◆ **Exercise prompt**:
Find each line below containing the word "then" and copy it.

───── Data provided

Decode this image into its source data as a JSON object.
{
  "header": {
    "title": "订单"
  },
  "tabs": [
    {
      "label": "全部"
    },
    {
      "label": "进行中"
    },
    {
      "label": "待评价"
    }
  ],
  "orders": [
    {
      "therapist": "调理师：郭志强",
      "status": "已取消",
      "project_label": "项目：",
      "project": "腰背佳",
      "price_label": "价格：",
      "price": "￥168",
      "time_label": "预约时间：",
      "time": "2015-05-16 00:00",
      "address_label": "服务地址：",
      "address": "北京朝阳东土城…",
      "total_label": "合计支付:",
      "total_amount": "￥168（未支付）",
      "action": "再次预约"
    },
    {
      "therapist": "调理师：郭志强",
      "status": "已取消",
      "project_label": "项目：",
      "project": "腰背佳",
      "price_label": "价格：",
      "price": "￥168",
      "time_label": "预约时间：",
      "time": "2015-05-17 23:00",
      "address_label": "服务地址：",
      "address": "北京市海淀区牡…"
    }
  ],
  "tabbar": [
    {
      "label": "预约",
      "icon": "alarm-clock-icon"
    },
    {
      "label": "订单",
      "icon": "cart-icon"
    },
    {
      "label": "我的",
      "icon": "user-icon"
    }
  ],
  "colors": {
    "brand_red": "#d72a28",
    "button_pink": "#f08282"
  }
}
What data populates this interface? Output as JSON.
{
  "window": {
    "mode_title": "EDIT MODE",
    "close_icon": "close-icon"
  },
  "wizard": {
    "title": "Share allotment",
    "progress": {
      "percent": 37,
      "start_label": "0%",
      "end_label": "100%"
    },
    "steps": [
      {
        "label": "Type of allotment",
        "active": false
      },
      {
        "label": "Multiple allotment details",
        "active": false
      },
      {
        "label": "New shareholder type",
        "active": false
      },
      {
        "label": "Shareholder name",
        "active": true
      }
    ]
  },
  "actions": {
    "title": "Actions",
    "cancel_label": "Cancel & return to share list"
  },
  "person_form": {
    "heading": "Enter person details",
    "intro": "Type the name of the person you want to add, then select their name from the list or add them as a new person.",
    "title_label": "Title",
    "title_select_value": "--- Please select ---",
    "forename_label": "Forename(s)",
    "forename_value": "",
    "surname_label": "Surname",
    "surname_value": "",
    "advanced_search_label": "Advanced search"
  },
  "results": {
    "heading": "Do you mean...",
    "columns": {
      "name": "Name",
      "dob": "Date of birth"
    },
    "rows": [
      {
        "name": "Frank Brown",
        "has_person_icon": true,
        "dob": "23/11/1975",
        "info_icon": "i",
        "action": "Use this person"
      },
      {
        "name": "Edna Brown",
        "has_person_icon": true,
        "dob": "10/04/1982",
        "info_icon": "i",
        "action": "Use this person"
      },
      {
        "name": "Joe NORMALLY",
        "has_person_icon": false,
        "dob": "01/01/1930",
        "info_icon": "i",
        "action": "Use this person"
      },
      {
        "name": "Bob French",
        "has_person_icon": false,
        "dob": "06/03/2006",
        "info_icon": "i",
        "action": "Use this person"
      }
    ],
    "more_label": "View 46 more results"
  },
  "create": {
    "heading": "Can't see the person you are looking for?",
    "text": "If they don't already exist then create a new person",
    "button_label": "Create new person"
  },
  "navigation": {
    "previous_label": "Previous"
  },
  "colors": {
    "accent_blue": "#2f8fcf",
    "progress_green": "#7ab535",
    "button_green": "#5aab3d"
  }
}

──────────

◆ **Exercise result**:
    "intro": "Type the name of the person you want to add, then select their name from the list or add them as a new person.",
    "text": "If they don't already exist then create a new person",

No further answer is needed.